_What you will do:_
Write out the entries exactly. None of the pictures should appear in the copy.

-- -- --

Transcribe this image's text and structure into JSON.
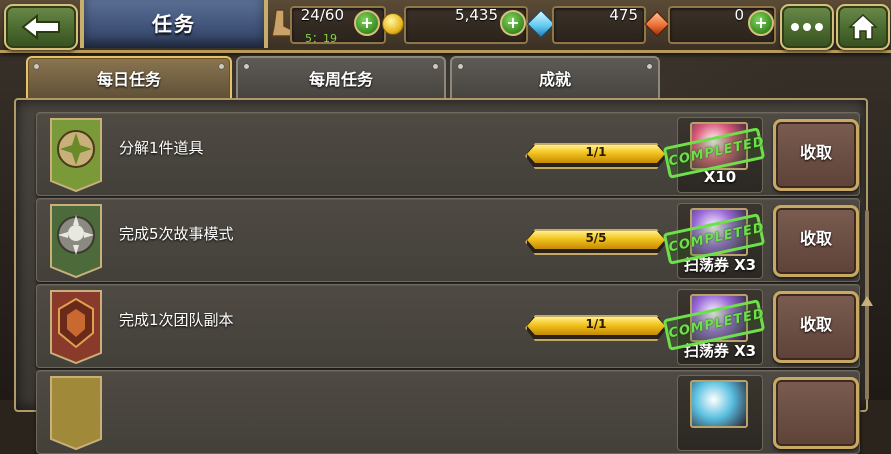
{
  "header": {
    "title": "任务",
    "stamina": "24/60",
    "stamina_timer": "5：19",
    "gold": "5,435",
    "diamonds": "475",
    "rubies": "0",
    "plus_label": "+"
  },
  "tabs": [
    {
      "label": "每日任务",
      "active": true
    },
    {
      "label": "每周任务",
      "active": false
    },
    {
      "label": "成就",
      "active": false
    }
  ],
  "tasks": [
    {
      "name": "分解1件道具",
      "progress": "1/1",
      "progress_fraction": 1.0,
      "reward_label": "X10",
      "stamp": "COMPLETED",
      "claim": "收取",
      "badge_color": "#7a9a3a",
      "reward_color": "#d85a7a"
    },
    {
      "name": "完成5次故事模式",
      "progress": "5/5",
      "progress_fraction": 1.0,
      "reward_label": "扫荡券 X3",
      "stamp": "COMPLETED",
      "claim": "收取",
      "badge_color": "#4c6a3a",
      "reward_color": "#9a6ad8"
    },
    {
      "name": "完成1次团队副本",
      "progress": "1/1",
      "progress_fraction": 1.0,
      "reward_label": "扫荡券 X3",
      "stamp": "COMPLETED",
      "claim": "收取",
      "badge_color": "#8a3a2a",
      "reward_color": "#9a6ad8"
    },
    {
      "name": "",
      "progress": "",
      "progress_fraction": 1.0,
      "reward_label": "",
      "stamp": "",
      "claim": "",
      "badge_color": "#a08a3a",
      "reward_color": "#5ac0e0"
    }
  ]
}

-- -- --

_Result:_
Transcribe this image's text and structure into JSON.
{
  "header": {
    "title": "任务",
    "stamina": "24/60",
    "stamina_timer": "5：19",
    "gold": "5,435",
    "diamonds": "475",
    "rubies": "0",
    "plus_label": "+"
  },
  "tabs": [
    {
      "label": "每日任务",
      "active": true
    },
    {
      "label": "每周任务",
      "active": false
    },
    {
      "label": "成就",
      "active": false
    }
  ],
  "tasks": [
    {
      "name": "分解1件道具",
      "progress": "1/1",
      "progress_fraction": 1.0,
      "reward_label": "X10",
      "stamp": "COMPLETED",
      "claim": "收取",
      "badge_color": "#7a9a3a",
      "reward_color": "#d85a7a"
    },
    {
      "name": "完成5次故事模式",
      "progress": "5/5",
      "progress_fraction": 1.0,
      "reward_label": "扫荡券 X3",
      "stamp": "COMPLETED",
      "claim": "收取",
      "badge_color": "#4c6a3a",
      "reward_color": "#9a6ad8"
    },
    {
      "name": "完成1次团队副本",
      "progress": "1/1",
      "progress_fraction": 1.0,
      "reward_label": "扫荡券 X3",
      "stamp": "COMPLETED",
      "claim": "收取",
      "badge_color": "#8a3a2a",
      "reward_color": "#9a6ad8"
    },
    {
      "name": "",
      "progress": "",
      "progress_fraction": 1.0,
      "reward_label": "",
      "stamp": "",
      "claim": "",
      "badge_color": "#a08a3a",
      "reward_color": "#5ac0e0"
    }
  ]
}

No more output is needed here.